If you have the cash to blow and you want to, why not?
I wouldn't expect huge performance increases, however. Photozone has some fairly rigorous lens tests, they're not ranking significantly higher than other good glass wide open and most lenses are pretty good by f/4 or f/5.6 anyway. Film is less demanding than digital, I doubt you could blind-test against another good lens at higher than random accuracy. The placebo effect is HUGE here, on some level your brain tries to search for something, anything to justify why the luxury (read: "better") product is better and deserves its price tag.
For example, take the Distagon 35/2. It's a $1200 lens that is matched pixel for pixel by a $400 Samyang 35/1.4. The Samyang develops essentially the same resolution as the Distagon at f/2, acceptable bokeh, plus you get a brighter viewfinder, more accurate focusing, and the capability to go to f/1.4 if you need it. Yeah, it's a bigger, heavier lens but the image is everything, right? Are there enough differences to drop 3x the price on the name-brand?
That said, there are still gems in the Zeiss lineup. Their 100mm Makro Planar is great from what I've seen. On the other hand, kind of hard to justify that kind of price tag when I can pick up a Nikkor 105/2.5 for $150 that's also razor sharp and all that jazz. If it was good enough for 50 years of Nikon professionals, it's good enough for whatever I can throw at it.

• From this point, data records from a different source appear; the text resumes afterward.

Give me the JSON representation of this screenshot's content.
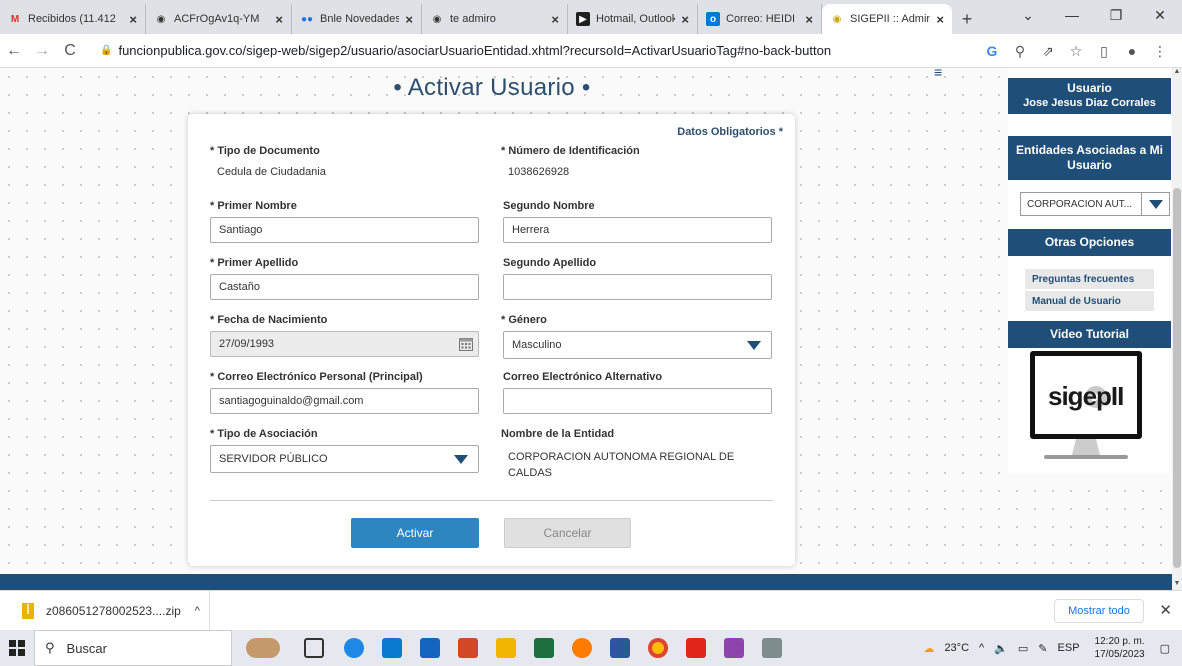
{
  "browser": {
    "tabs": [
      {
        "label": "Recibidos (11.412",
        "favicon": "gmail-icon",
        "color": "#d93025"
      },
      {
        "label": "ACFrOgAv1q-YM",
        "favicon": "globe-icon",
        "color": "#555555"
      },
      {
        "label": "Bnle Novedades",
        "favicon": "bnle-icon",
        "color": "#1a73e8"
      },
      {
        "label": "te admiro",
        "favicon": "globe-icon",
        "color": "#555555"
      },
      {
        "label": "Hotmail, Outlook",
        "favicon": "msn-icon",
        "color": "#1f1f1f"
      },
      {
        "label": "Correo: HEIDI MA",
        "favicon": "outlook-icon",
        "color": "#0078d4"
      },
      {
        "label": "SIGEPII :: Admini",
        "favicon": "sigep-icon",
        "color": "#c8a400"
      }
    ],
    "url": "funcionpublica.gov.co/sigep-web/sigep2/usuario/asociarUsuarioEntidad.xhtml?recursoId=ActivarUsuarioTag#no-back-button"
  },
  "page": {
    "title": "• Activar Usuario •",
    "required_note": "Datos Obligatorios *"
  },
  "form": {
    "tipo_documento": {
      "label": "* Tipo de Documento",
      "value": "Cedula de Ciudadania"
    },
    "numero_id": {
      "label": "* Número de Identificación",
      "value": "1038626928"
    },
    "primer_nombre": {
      "label": "* Primer Nombre",
      "value": "Santiago"
    },
    "segundo_nombre": {
      "label": "Segundo Nombre",
      "value": "Herrera"
    },
    "primer_apellido": {
      "label": "* Primer Apellido",
      "value": "Castaño"
    },
    "segundo_apellido": {
      "label": "Segundo Apellido",
      "value": ""
    },
    "fecha_nacimiento": {
      "label": "* Fecha de Nacimiento",
      "value": "27/09/1993"
    },
    "genero": {
      "label": "* Género",
      "value": "Masculino"
    },
    "correo_personal": {
      "label": "* Correo Electrónico Personal (Principal)",
      "value": "santiagoguinaldo@gmail.com"
    },
    "correo_alternativo": {
      "label": "Correo Electrónico Alternativo",
      "value": ""
    },
    "tipo_asociacion": {
      "label": "* Tipo de Asociación",
      "value": "SERVIDOR PÚBLICO"
    },
    "nombre_entidad": {
      "label": "Nombre de la Entidad",
      "value_line1": "CORPORACION AUTONOMA REGIONAL DE",
      "value_line2": "CALDAS"
    },
    "activar_label": "Activar",
    "cancelar_label": "Cancelar"
  },
  "sidebar": {
    "usuario_title": "Usuario",
    "usuario_name": "Jose Jesus Diaz Corrales",
    "entidades_line1": "Entidades Asociadas a Mi",
    "entidades_line2": "Usuario",
    "entidad_selected": "CORPORACION AUT...",
    "otras_opciones": "Otras Opciones",
    "links": [
      "Preguntas frecuentes",
      "Manual de Usuario"
    ],
    "video_title": "Video Tutorial",
    "video_brand": "sigepII"
  },
  "downloads": {
    "file": "z086051278002523....zip",
    "show_all": "Mostrar todo"
  },
  "taskbar": {
    "search_placeholder": "Buscar",
    "temperature": "23°C",
    "language": "ESP",
    "time": "12:20 p. m.",
    "date": "17/05/2023"
  },
  "colors": {
    "primary": "#1f4e79",
    "accent_button": "#2e86c1"
  }
}
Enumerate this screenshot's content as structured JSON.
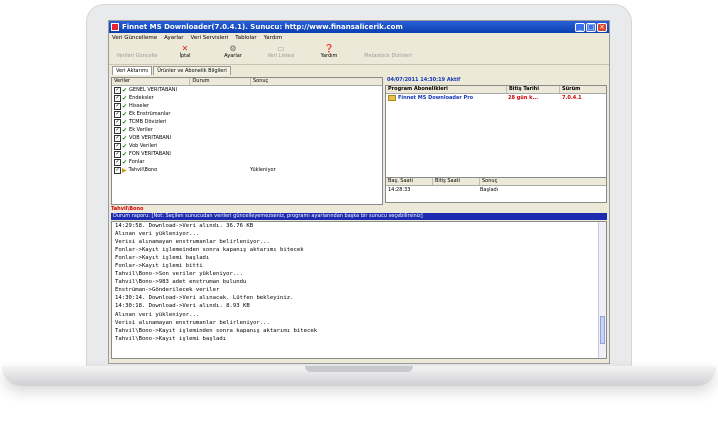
{
  "window": {
    "title": "Finnet MS Downloader(7.0.4.1). Sunucu: http://www.finansalicerik.com"
  },
  "menu": [
    "Veri Güncelleme",
    "Ayarlar",
    "Veri Servisleri",
    "Tablolar",
    "Yardım"
  ],
  "toolbar": {
    "update": "Verileri Güncelle",
    "cancel": "İptal",
    "settings": "Ayarlar",
    "data_list": "Veri Listesi",
    "help": "Yardım",
    "metastock": "Metastock Dizinleri"
  },
  "tabs": [
    "Veri Aktarımı",
    "Ürünler ve Abonelik Bilgileri"
  ],
  "table": {
    "headers": [
      "Veriler",
      "Durum",
      "Sonuç"
    ],
    "rows": [
      {
        "name": "GENEL VERITABANI",
        "status": "",
        "result": ""
      },
      {
        "name": "Endeksler",
        "status": "",
        "result": ""
      },
      {
        "name": "Hisseler",
        "status": "",
        "result": ""
      },
      {
        "name": "Ek Enstrümanlar",
        "status": "",
        "result": ""
      },
      {
        "name": "TCMB Dövizleri",
        "status": "",
        "result": ""
      },
      {
        "name": "Ek Veriler",
        "status": "",
        "result": ""
      },
      {
        "name": "VOB VERITABANI",
        "status": "",
        "result": ""
      },
      {
        "name": "Vob Verileri",
        "status": "",
        "result": ""
      },
      {
        "name": "FON VERITABANI",
        "status": "",
        "result": ""
      },
      {
        "name": "Fonlar",
        "status": "",
        "result": ""
      },
      {
        "name": "Tahvil\\Bono",
        "status": "",
        "result": "Yükleniyor"
      }
    ]
  },
  "right": {
    "date": "04/07/2011 14:30:19 Aktif",
    "subs_headers": [
      "Program Abonelikleri",
      "Bitiş Tarihi",
      "Sürüm"
    ],
    "subs_row": {
      "name": "Finnet MS Downloader Pro",
      "end": "28 gün k...",
      "version": "7.0.4.1"
    },
    "time_headers": [
      "Baş. Saati",
      "Bitiş Saati",
      "Sonuç"
    ],
    "time_row": {
      "start": "14:28:33",
      "end": "",
      "result": "Başladı"
    }
  },
  "log": {
    "title": "Tahvil\\Bono",
    "status": "Durum raporu: [Not: Seçilen sunucudan verileri güncelleyemezseniz, programı ayarlarından başka bir sunucu seçebilirsiniz]",
    "lines": [
      "14:29:58. Download->Veri alındı. 36.76 KB",
      "Alınan veri yükleniyor...",
      "Verisi alınamayan enstrumanlar belirleniyor...",
      "Fonlar->Kayıt işlemeinden sonra kapanış aktarımı bitecek",
      "Fonlar->Kayıt işlemi başladı",
      "Fonlar->Kayıt işlemi bitti",
      "Tahvil\\Bono->Son veriler yükleniyor...",
      "Tahvil\\Bono->983 adet enstruman bulundu",
      "Enstrüman->Gönderilecek veriler",
      "14:30:14. Download->Veri alınacak. Lütfen bekleyiniz.",
      "14:30:18. Download->Veri alındı. 8.93 KB",
      "Alınan veri yükleniyor...",
      "Verisi alınamayan enstrumanlar belirleniyor...",
      "Tahvil\\Bono->Kayıt işleminden sonra kapanış aktarımı bitecek",
      "Tahvil\\Bono->Kayıt işlemi başladı"
    ]
  },
  "colors": {
    "title_bar": "#0a3fb0",
    "status_bar": "#1c2bb0",
    "accent_red": "#d20000",
    "date_blue": "#1438b7"
  }
}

Last edited by PaulMD; 03-25-2013 at 08:23 PM. Click to view previous post history.
Originally Posted by ted_smith
sorry for being a bit late in the game with my answer, but I think I can give some helpful information.
I am a multi-format shooter as well, and in 35mm Nikon is my main used system for more than 30 years.
You have asked about the 1,8/50 Nikon versus 50mm Zeiss ZF glass for Nikon.
I am using the Nikkor 1,8/50 AI-S (the better long barrel version with 0,45 min. focus distance), the 1,8/50 AF-D, and for four years now also the Zeiss Makro-Planar 2/50 ZF.
Besides using the Zeiss in my daily photography, it is also our standard test lens in our optical lab for film and sensor tests.
What are the differences between these three lenses?
Advantages of the Zeiss are
- much better performance at f2 (much better resolution and contrast) compared to the Nikkors
- a bit better performance at f2,8 (resolution, contrast)
- more even sharpness across the whole frame at from f2 - f8, the Zeiss is better at the borders compared to the Nikkors
- no chromatic abberation
- nicer bokeh
- better build quality
- a bit less distortion (compared to the AI-S, my AF-D sample has less distortion than the AI-S)
Advantages of the Nikkors
- less vignetting at f2
- lower price
In our resolution test at f5,6 both the Zeiss and the Nikkors achieved the diffraction limit of white light with 240 - 260 lp/mm on Spur Orthopan UR / Adox CMS 20 film (object contrast of 1:4).
That are outstanding values. You would need a 200 MP FF sensor to get the same resolution in digital under the same test conditions.
Each lens manufacturer has some "jewels" in his lens programme, and some lenses which are not so good.
That is also the case with Zeiss.
The 2/50 Makro is excellent, and the 2/100 has an even better reputation. Also the 2,8/21 belongs to the best 35mm SLR lenses available.
On the other side the 2,8/25 for example is one of the weaker lenses in the current Zeiss programme.
Here you may have a look at tests of most of the Zeiss lenses:
Just as an important additional information: The photozone tests are based on 50% MTF tests with digital sensors. If you test the lenses with higher resolving films (like slide films, T-Grain BW films, BW microfilms) you get higher resolution values if you use object contrast above 1:3.
With regards to the 35mm, I would say the changes that Carl Zeiss lenses' effect on the picture quality would not be significant compared to Carl Zeiss on the Medium Format.